Loop 4: This grand loop visits the excellent Cano Negro Wildlife Refuge and also Tenorio Volcano National Park.
Loop 5: If you just want to maximize your beach time, this loop is for you as it only involves cycling around the Nicoya peninsula. Here is a mountain bike day ride option from Liberia that includes a mix of rugged roads and singletrack if you don't plan on heading inland during your tour: https://ridewithgps.com/routes/29334987
When to Go The ideal time to visit is between December and March, which is the dry season and perfect for escaping the North American winter. There is countless number of river and stream crossings which are much easier to navigate when it’s not the wet season. Plus, crossing deep bodies of water such as tributaries brings the real risk of hungry crocodiles. Pushing deeper into the dry season – late March and April – comes with the challenges of soaring temperatures and dusty riding conditions, especially along the Nicoya.

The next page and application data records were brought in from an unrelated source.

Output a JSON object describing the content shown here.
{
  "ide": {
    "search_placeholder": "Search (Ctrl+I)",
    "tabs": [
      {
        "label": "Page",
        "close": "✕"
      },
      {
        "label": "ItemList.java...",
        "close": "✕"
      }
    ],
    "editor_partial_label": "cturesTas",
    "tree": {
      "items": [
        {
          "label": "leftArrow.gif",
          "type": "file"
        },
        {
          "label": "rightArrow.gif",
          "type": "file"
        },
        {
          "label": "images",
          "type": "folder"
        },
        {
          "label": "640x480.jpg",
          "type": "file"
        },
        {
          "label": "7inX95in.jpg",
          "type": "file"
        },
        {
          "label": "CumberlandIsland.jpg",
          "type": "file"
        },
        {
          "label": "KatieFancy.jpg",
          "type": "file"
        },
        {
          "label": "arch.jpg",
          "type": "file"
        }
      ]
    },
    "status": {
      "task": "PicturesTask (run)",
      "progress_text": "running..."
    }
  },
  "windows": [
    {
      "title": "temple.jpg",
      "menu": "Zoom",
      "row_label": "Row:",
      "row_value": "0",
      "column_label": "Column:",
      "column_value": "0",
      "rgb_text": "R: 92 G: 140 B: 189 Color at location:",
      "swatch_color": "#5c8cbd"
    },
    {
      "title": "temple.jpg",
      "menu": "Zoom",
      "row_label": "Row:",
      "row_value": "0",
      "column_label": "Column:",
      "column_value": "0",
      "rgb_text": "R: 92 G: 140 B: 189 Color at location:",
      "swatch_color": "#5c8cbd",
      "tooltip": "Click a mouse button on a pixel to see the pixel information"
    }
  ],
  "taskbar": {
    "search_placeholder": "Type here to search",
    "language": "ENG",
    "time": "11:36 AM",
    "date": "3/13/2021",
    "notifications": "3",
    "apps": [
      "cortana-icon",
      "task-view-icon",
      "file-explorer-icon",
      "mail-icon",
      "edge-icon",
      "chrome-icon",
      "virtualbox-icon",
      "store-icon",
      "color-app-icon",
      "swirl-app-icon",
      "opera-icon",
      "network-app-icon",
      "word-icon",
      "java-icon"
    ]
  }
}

Start Point These loops begin in the city of Liberia. An increasing number of flights from North America are landing in Liberia which makes a more convenient launch point than much larger San Jose. Liberia is nothing special, but it’s safe and relatively easy to cycle out of.
Another option is to start in the small town of Curubande which is just north-east of Liberia. We suggest staying at very bike-friendly El Sol Verde (http://www.elsolverde.com/) which has both roofed and tenting options. The owner can likely help arrange a shuttle from the Liberia Airport. This way you can spend a couple days riding in Curubande to help build up some extra fitness.

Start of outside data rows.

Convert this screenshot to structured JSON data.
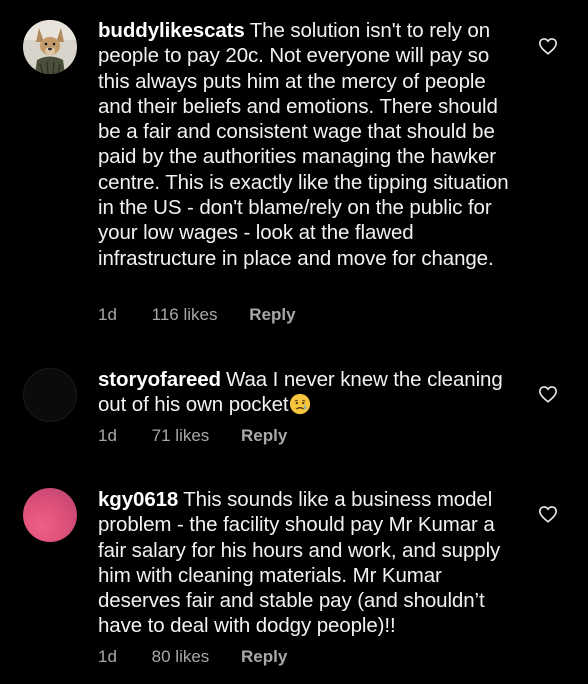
{
  "comments": [
    {
      "username": "buddylikescats",
      "text": "The solution isn't to rely on people to pay 20c. Not everyone will pay so this always puts him at the mercy of people and their beliefs and emotions. There should be a fair and consistent wage that should be paid by the authorities managing the hawker centre. This is exactly like the tipping situation in the US - don't blame/rely on the public for your low wages - look at the flawed infrastructure in place and move for change.",
      "time": "1d",
      "likes": "116 likes",
      "reply_label": "Reply",
      "avatar": "dog-photo-avatar",
      "heart_icon": "heart-outline-icon"
    },
    {
      "username": "storyofareed",
      "text": "Waa I never knew the cleaning out of his own pocket",
      "emoji": "crying-face-emoji",
      "time": "1d",
      "likes": "71 likes",
      "reply_label": "Reply",
      "avatar": "dark-avatar",
      "heart_icon": "heart-outline-icon"
    },
    {
      "username": "kgy0618",
      "text": "This sounds like a business model problem - the facility should pay Mr Kumar a fair salary for his hours and work, and supply him with cleaning materials. Mr Kumar deserves fair and stable pay (and shouldn’t have to deal with dodgy people)!!",
      "time": "1d",
      "likes": "80 likes",
      "reply_label": "Reply",
      "avatar": "pink-gradient-avatar",
      "heart_icon": "heart-outline-icon"
    }
  ],
  "colors": {
    "background": "#000000",
    "text": "#f2f2f2",
    "meta": "#a8a8a8"
  }
}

Bike If there was ever a tour suited to a mountain bike set-up this would be it. The rugged terrain that is the norm in Costa Rica calls for fatter tires and a sturdier ride. Suspension, either upfront or dual, is also not a bad idea. Touring with a mountain bike also lets you take better advantage of the trails in areas like Curubande and Las Catalinas. If using a gravel-style bike, at a minimum it should be outfitted with 650b wheels and 2.1 tires or larger. You’ll be bombarded with steep inclines so packing your bike as light as possible is a good idea.
Indoor From mega resorts to boutique spas to hostels, Costa Rica has all types of roofed accommodation options. Local guesthouses, often called cabinas, are often the best value. They range in the $30 to $50 USD range and many have rooms that accommodate more than two people. Booking.com lists numerous cabinas in the country. Sometimes we would also just zoom way in on an area using Google maps to see if anything pops up. For more touristy spots like Samara and Montezuma it can be a good idea to book ahead if travelling during the height of tourist season.

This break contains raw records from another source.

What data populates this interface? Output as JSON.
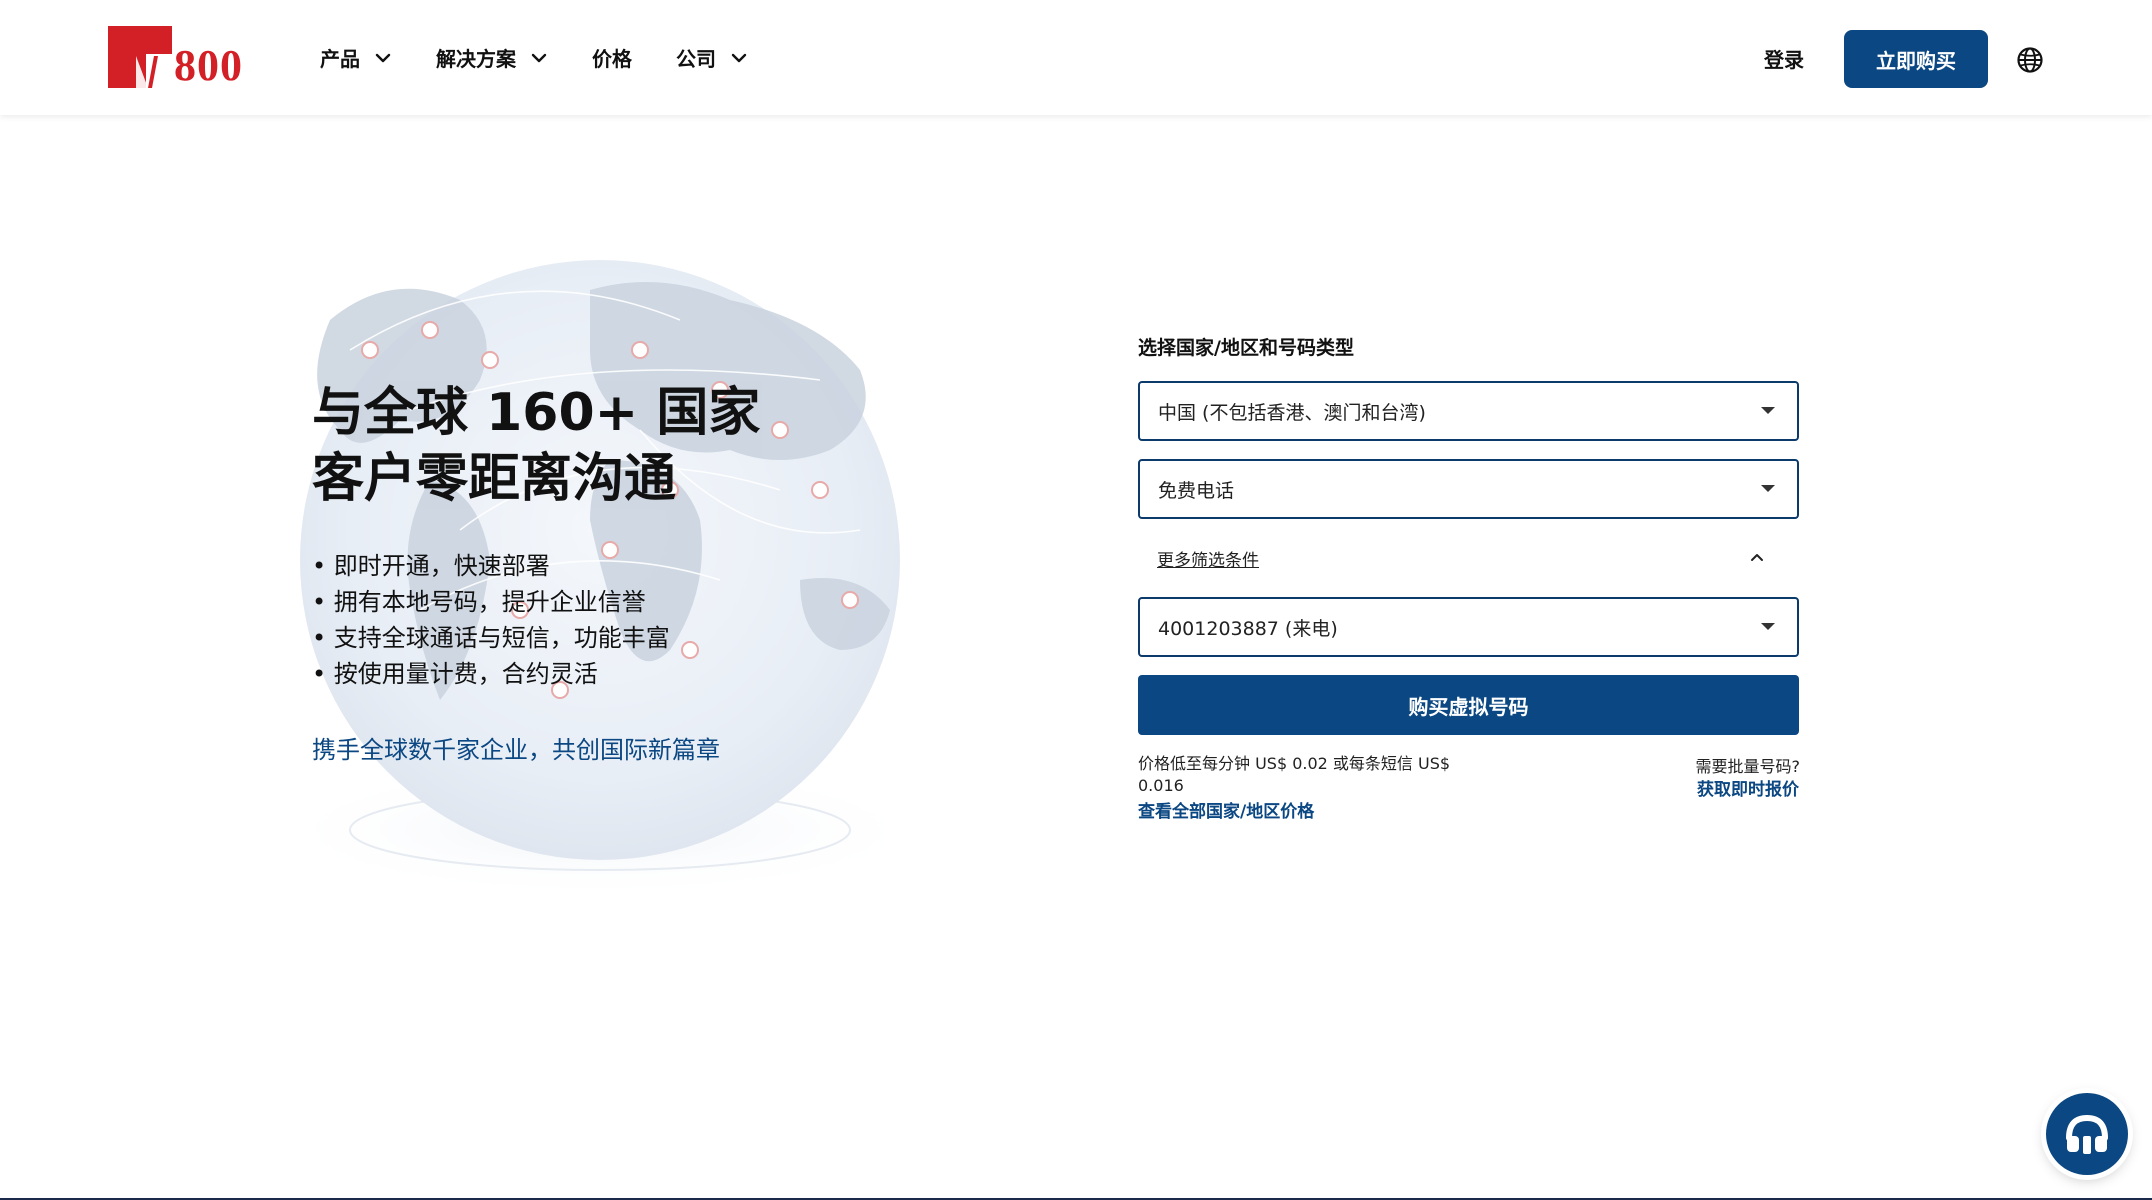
{
  "brand": {
    "logo_text": "800",
    "logo_letter": "M",
    "color": "#d32027"
  },
  "nav": {
    "items": [
      {
        "label": "产品",
        "has_dropdown": true
      },
      {
        "label": "解决方案",
        "has_dropdown": true
      },
      {
        "label": "价格",
        "has_dropdown": false
      },
      {
        "label": "公司",
        "has_dropdown": true
      }
    ],
    "login_label": "登录",
    "buy_label": "立即购买",
    "language_icon": "globe-icon"
  },
  "hero": {
    "title_line1": "与全球 160+ 国家",
    "title_line2": "客户零距离沟通",
    "bullets": [
      "即时开通，快速部署",
      "拥有本地号码，提升企业信誉",
      "支持全球通话与短信，功能丰富",
      "按使用量计费，合约灵活"
    ],
    "tagline": "携手全球数千家企业，共创国际新篇章"
  },
  "form": {
    "label": "选择国家/地区和号码类型",
    "country_value": "中国 (不包括香港、澳门和台湾)",
    "type_value": "免费电话",
    "more_filters_label": "更多筛选条件",
    "number_value": "4001203887 (来电)",
    "buy_button_label": "购买虚拟号码",
    "price_note": "价格低至每分钟 US$ 0.02 或每条短信 US$ 0.016",
    "price_link": "查看全部国家/地区价格",
    "bulk_question": "需要批量号码?",
    "bulk_link": "获取即时报价"
  },
  "support": {
    "icon": "headset-icon"
  },
  "colors": {
    "primary": "#0b4782",
    "brand_red": "#d32027"
  }
}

Outdoor Costa Rica is tent-friendly. There are both options for paid camping in designated campsites and free wild camping. Costa Rican’s are very accommodating and in many cases will find a place for you to pitch a tent. The best place to ask is at a local tienda or restaurant in a town and someone will likely direct you to where it is OK to camp for a night. The Nicoya Peninsula is riddled with empty beaches that are perfect for discreet sandy camping, as long as you stay away from rising tides.
Food A nice thing about these loops is that you are never too far from a fuel source. Most small towns have a mini super (small grocery store) of some sorts that offer a variety of food options. By far the best value for a prepared meal comes from family-style restaurants called sodas. You can usually fill your tummy with a big plate of food (meat, beans, rice, cheese etc.) and a juice for less than $10. Fruit smoothies (“baditos”) are widely available and a refreshing way to beat the heat.
Money Both U.S. dollars and the Costa Rican colon are used in the country. In general, cabinas and hotels accept both currencies whereas local restaurants and grocery stores often prefer to work in colones. The exchange rate at the airport sucks, so it’s best to us an ATM to obtain local currency.
Language English is definitely not universally spoken in Costa Rica. It can be really helpful to know some phrases in Spanish to get along easier. And if all else fails fire up the Google Translate. Feel free to reach out with any additional questions.